Overview of Mars Fossils
There might not be life on Mars today, but that does not mean that there was never life on Mars. Lifeforms leave lots of evidence that they existed, from fossilised bones, shells, footprints and other tracks. In Astrobiology even the tiny fossils of microscopic plants and creatures are searched for.
Humans have long speculated about long dead civilisations on Mars. In 1877 Italian Astronomer, Giovanni Schiaparelli, discovered what appeared to be canals on Mars and this led to speculation that when the Sun was younger Mars may have been more like the Earth.

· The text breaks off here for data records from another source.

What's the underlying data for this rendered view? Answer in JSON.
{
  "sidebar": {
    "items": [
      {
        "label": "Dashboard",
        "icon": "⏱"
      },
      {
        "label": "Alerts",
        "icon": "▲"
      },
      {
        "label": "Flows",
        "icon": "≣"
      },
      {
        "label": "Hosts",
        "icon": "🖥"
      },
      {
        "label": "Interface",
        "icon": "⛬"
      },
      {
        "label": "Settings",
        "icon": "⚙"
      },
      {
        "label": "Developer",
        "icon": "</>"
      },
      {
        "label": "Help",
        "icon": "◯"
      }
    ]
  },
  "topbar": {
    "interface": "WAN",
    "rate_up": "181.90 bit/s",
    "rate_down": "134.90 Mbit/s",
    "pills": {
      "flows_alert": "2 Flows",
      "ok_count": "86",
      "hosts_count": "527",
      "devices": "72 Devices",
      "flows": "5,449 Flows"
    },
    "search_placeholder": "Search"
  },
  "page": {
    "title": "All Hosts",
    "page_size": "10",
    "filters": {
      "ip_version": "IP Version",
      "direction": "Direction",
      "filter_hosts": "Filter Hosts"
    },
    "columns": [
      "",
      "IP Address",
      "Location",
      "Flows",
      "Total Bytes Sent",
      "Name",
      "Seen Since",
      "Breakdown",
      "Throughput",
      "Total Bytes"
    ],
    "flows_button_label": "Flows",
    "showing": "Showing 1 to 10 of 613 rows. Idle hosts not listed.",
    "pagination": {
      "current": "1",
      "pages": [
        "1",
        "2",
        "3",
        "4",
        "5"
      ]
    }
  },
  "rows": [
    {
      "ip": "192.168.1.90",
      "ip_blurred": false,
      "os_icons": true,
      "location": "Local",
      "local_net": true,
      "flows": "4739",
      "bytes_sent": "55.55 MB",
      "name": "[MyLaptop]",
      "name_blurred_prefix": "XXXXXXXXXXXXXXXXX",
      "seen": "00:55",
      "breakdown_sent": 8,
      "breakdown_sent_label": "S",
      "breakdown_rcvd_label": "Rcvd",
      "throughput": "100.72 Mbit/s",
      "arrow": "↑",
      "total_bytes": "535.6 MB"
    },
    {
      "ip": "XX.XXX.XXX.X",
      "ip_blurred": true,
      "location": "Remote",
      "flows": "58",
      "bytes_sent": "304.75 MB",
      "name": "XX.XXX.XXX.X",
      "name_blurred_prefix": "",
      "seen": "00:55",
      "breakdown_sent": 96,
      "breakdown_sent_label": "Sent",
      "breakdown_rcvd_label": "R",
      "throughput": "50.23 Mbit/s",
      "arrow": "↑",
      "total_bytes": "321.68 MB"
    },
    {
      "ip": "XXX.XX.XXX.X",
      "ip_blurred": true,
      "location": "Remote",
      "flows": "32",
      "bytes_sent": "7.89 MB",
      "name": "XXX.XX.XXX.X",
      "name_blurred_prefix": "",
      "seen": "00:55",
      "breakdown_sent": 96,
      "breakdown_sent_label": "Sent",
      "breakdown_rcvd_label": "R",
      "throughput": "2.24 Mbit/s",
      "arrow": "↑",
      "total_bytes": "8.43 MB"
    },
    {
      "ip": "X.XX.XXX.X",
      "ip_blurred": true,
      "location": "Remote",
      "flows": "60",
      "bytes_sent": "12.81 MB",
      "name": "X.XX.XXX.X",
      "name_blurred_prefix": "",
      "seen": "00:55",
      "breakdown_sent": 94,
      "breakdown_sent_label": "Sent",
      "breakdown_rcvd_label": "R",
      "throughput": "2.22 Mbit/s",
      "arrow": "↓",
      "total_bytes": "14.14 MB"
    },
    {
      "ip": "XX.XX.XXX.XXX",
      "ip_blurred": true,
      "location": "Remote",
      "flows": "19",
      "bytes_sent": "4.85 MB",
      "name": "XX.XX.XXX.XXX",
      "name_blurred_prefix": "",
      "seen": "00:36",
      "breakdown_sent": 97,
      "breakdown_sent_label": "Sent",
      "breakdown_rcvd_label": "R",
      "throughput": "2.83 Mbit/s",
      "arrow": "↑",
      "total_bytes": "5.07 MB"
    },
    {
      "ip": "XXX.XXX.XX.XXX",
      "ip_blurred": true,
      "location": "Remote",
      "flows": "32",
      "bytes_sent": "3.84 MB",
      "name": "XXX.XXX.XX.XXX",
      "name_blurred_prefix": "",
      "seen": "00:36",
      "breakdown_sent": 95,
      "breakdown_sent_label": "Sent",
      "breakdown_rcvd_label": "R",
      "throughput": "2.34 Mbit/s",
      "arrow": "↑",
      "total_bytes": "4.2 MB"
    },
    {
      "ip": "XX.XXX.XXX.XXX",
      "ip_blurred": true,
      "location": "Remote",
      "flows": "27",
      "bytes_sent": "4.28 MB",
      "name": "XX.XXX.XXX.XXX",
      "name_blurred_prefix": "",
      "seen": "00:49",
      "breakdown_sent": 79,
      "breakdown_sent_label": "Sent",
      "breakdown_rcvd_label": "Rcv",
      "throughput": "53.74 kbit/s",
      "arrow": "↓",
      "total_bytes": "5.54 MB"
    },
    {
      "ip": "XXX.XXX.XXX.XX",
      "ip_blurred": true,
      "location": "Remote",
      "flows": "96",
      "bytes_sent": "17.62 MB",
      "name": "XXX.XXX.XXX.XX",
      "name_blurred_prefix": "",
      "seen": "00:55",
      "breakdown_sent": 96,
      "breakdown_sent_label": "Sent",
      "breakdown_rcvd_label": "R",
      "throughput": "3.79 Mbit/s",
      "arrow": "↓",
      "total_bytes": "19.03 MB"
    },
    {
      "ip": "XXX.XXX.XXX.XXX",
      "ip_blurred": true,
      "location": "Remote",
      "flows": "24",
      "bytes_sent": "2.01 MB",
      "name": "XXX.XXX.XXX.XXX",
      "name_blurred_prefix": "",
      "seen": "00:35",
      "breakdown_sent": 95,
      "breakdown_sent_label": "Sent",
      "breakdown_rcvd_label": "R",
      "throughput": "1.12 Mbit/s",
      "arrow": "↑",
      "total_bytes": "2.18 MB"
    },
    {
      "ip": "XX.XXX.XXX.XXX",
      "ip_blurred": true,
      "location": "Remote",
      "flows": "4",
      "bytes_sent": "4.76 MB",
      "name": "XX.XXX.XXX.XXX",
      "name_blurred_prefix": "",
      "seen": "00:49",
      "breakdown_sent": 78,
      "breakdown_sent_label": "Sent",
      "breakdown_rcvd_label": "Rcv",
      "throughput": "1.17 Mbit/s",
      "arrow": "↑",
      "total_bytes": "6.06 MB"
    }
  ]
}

The search for life does not always involve travelling to Mars, some meteorites that have collided with the Earth have been proven to have likely been ejected from Mars during a large collision from a asteroid or comet. In 1996 one of these rocks, Allan Hills 84001, showed evidence of a Mars fossil however it was later shown that they same ‘fossil’ physical appearance can be achieved by natural phenomena so these fossil like shapes cannot be used as definitive proof.
The search for life continues, if we cannot trust life signs in meteorites then the best place to look is on Mars itself. There have been three Rovers sent to Mars to search for life and there are many other missions planned, such as ExoMars which is being designed alongside in the UK.
Read through the below resource and activities that look at Astrobiology. The search for life on Mars can be an exciting way to look at what makes life viable here on Earth and what human beings require to survive.
- Nasa.gov/audience/forstudents/postsecondary/features/mars_life_feature_1015.html – Although no signs of life on Mars have been found, scientists will continue to search because they are aware of the potential for life in extreme environments.
- Lpi.usra.edu/education/explore – Lunar and Planetary Institute free fun space science activities for child and pre-teen programming
The search for past life on Mars is not restricted to digging up rocks and hoping to find physical signs of life. Robotic explorers both on Mars and in orbit can look for the chemical signs that life once existed, or that Mars had a climate that would support life as we know it on Earth.
Boron was recently discovered in calcium-sulfate veins on Mars using the ChemCam instrument on NASA’s Curiosity Mars Rover. This is the first Mars mission to detect boron on the Red Planet.
Further Materials, Resources & Information
Below you will find more resources and external websites related to this lesson.
- Popularmechanics.com/space/moon-mars/g1357/a-brief-history-of-life-on-mars – Slide show to for a brief history of life on mars. David Bowie is far from the only person to wonder about life on Mars. From microbes to Martians, they examine the topic with all due gravity.
- Spider.seds.org/spider/Mars/Marsrock/marsrocks.html – Find out more about this 4.5 billion-year-old rock, labeled meteorite ALH84001, is believed to have once been a part of Mars and to contain fossil evidence that primitive life may have existed on Mars more than 3.6 billion years ago.
- Mars.nasa.gov/programmissions/science/goal1 – Find out about the NASA search for fossils on Mars
- Nasa.gov/press/2014/december/nasa-rover-finds-active-ancient-organic-chemistry-on-mars – Read about NASA’s Mars Curiosity rover measuring a tenfold spike in methane, an organic chemical, in the atmosphere around it and detected other organic molecules in a rock-powder sample collected by the robotic laboratory’s drill.
Full STEAM Ahead – Space Exploration Education Grant
This lesson has been produced as part of the Full STEAM Ahead Project with the UK Space Agency. We are one of eight organisations across the UK to be awarded to deliver and produce exciting new education outreach activities and projects. The UK Space Agency are delighted to be able to support these projects, which represent a diverse selection of cross-curricular activities that meet it’s education objectives in encouraging children to take up STEAM subjects, raise awareness of careers in space-related areas, and raise awareness of the UK’s exploration programme.